I think it would be odd if a band that was part of the roots of rock ‘n’ roll was in the Rock and Roll Hall of Fame, don’t you think? What’s the connection? A hard rock band, Rock and Roll Hall of Fame? Is there any commonality there? No, no, I’m being sarcastic. It’s really weird. I do see enough of politics in so many facets of our lives that I know that things happen that don’t make any sense based on internal pressures that you can’t see. And just like somebody could be on our guest list for one of the shows and they could get treated like crap by security or somebody who works in the venue that has no love for music whatsoever and is no part of us, but they could associate that with oh, well, “Purple screwed us over and they didn’t have my name on the list.” There are a million examples of these kind of things that happen in our day-to-day lives.
We don’t know what they’re thinking, or what the other pressures are. And there may be sponsors involved, there may be people that are on committees that for some reason, the last thing they want to do is have a rock band in the Rock and Roll Hall of Fame. Seriously, I know that things like that do happen. That when people steer some kind of organization seemingly away from the direction that they’re supposed to be, I don’t know. I honestly don’t understand, but it’s the way it is. Me personally, I don’t live or die over anything that has to do with recognition. The only recognition I want is from my kids and family and people that have seen me, stood right in front of me, watching me perform. Those are the ones that I’m concerned about. As far as mass adulation, it’s a double-edge sword. You pay a price. And that price could be the choices that you make, it could be the erosion of privacy, it could be making your decision-making flawed by thinking that you’re above an average human being. All those things — those are dangerous parts of I think … hoping for popularity too much.
I like the saying that if you take care of the music, the music will take care of you. And that’s the level of success that I want. I want people to think that I’m taking care of the music. The rest will follow at the pace it needs to or should be. Not everything is going to turn out fair or what you expect, but over the long run, personally I’ve had a very long career. I’ve been able to play music really as long as I want to. And same with the band Deep Purple. So success-wise, everybody’s had their success. There’s no question about it. And being recognized by, you know, an entity that, even though it has the name Rock and Roll in it, is, you know, that’s pretty superfluous to what the real issue is. I know the other guys feel very similar about this too.

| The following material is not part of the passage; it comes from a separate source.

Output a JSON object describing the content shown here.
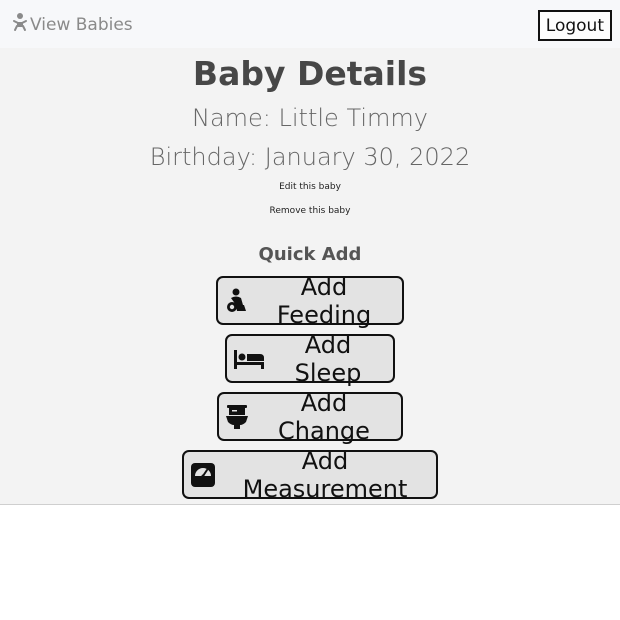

People right in front of us tonight when we play, that’s the ones that we’re most concerned with. I’ve watched them, just to make a point, brush away certain pop success. I’ve seen it happen. Not because they hate success; it’s just that if there was one point that was being overlooked, that would be brought up and you know, sometimes that can derail your big shot. This is a band that doesn’t move or maneuver for big shots; I know that. For big shots at success I mean. And I think that’s the best recipe for longevity.